Even the phrase “sex writer” is not necessarily one I want permanently attached to me. Like “bisexual” or “switch,” it’s not untrue, but as an identity, it feels constricting and ill-fitting. There’s a switch (pardon the pun) that happens when a label goes from being self-created to other-imposed, and it’s the latter that can feel awkward. No, I don’t care if Wikipedia or anyone else thinks I’m a lesbian…as long as they don’t get annoyed when they realize that, in fact, I’m actually bisexual.
If you want to know what I’m really like in bed, you have to sleep with me. I don’t mean that as an invitation, but simply a fact. Whatever label I or others apply is always going to be just that: a label, a word that may be accurate at a given moment but will never encompass all the things that make up my sexuality, which is an ever-changing thing. That’s not true for everyone, but I imagine it’s true for many of us, especially over the course of our lives. There’s too much nuance to sex for one word to cover all our bases.
Does that mean labels don’t matter? Not at all, and I’m not suggesting we do away with them. En masse, they’re important to show that political, cultural and social solidarity. Often simply taking on a label, sexual or otherwise, can usher in a change in the way we see ourselves and consequently our actions. s.e. smith, who identifies as genderqueer, recently started a public pondering of the use of gender-neutral pronouns when Gawker made a point of mocking smith’s request for a pronoun change to the gender-neutral ou. smith has written, “sometimes I think about buying www.sesmithisnotalady.com, seriously.” smith’s situation is different than mine, and I respect that—ou’s is a very firm, clear identity. In this case, labels do matter immensely, and by essentially claiming they don’t, such as with Gawker’s strikethroughs to correct smith’s pronoun preference, we’re saying that we know what’s best for someone else when it comes to their public presence. Those who don’t identify as male or female in fact pose a great challenge to both our language and our binary gender system.
So labels do matter — but not in the same way all the time. What can at first feel freeing can later feel the opposite. Labels have the potential to take on too much meaning, to the point where you feel as if you’ve become your label, rather than a label being one of many terms used to describe a fully realized human being. In Bill Konigsberg’s YA novel Openly Straight, a gay teenager, Rafe, refashions himself as straight when he heads to a new school, tired of being seen only as gay. “Where had Rafe gone? Where was I? The image I saw was so two-dimensional that I couldn’t recognize myself in it,” he reflects.

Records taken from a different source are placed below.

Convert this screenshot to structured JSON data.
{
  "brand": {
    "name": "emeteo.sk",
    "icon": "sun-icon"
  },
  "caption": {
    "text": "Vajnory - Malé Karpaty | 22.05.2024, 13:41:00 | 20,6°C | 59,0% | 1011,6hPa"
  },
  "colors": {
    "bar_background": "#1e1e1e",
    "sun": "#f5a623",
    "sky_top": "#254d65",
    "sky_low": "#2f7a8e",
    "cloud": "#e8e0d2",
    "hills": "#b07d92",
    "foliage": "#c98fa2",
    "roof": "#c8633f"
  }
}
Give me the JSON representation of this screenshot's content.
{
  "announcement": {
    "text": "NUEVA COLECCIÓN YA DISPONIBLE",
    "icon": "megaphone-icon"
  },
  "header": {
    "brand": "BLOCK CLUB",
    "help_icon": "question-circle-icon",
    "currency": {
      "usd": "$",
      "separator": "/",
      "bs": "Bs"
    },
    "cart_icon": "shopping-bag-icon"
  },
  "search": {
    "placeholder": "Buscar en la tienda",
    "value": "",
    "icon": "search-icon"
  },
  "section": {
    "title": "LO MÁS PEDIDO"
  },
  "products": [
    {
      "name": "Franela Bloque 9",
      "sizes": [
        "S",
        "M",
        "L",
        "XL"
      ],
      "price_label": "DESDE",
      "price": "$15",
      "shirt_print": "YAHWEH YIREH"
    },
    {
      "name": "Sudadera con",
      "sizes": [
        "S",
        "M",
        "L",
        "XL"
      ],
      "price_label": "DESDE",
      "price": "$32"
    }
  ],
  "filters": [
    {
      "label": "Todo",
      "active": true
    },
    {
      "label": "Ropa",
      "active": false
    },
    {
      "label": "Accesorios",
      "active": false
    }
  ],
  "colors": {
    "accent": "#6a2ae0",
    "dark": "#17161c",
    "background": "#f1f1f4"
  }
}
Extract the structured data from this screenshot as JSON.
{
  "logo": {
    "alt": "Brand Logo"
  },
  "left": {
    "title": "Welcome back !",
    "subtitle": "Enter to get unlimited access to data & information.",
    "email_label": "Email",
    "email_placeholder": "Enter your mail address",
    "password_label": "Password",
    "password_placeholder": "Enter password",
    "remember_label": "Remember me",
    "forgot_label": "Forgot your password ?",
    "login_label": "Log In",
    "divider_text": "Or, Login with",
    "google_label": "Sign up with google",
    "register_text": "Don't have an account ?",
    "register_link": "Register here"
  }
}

I don’t consider myself an activist around the topic of sexual identity, but I greatly appreciate this query Robyn Ochs puts forward in her article “What’s In a Name? Why Women Embrace or Resist Bisexual Identity:” “I am left with the question: is my bisexual activism about making it safe for these women to identify as bisexual? Or is it about making it safe for all of us to identify, or not identify, however we choose, and to be respected as we are.” Clearly, I’m far more in favor of the latter — and think the same could be said of the label “feminist,” but that’s a whole other topic. Sexual identity, attraction and fantasy are both personal and political, and I think it would be shame to sacrifice the complexity of the former for the expediency of the latter. So call me whatever you want in the sexual orientation category, Wikipedia — I’d rather spend my time exploring my own gray areas.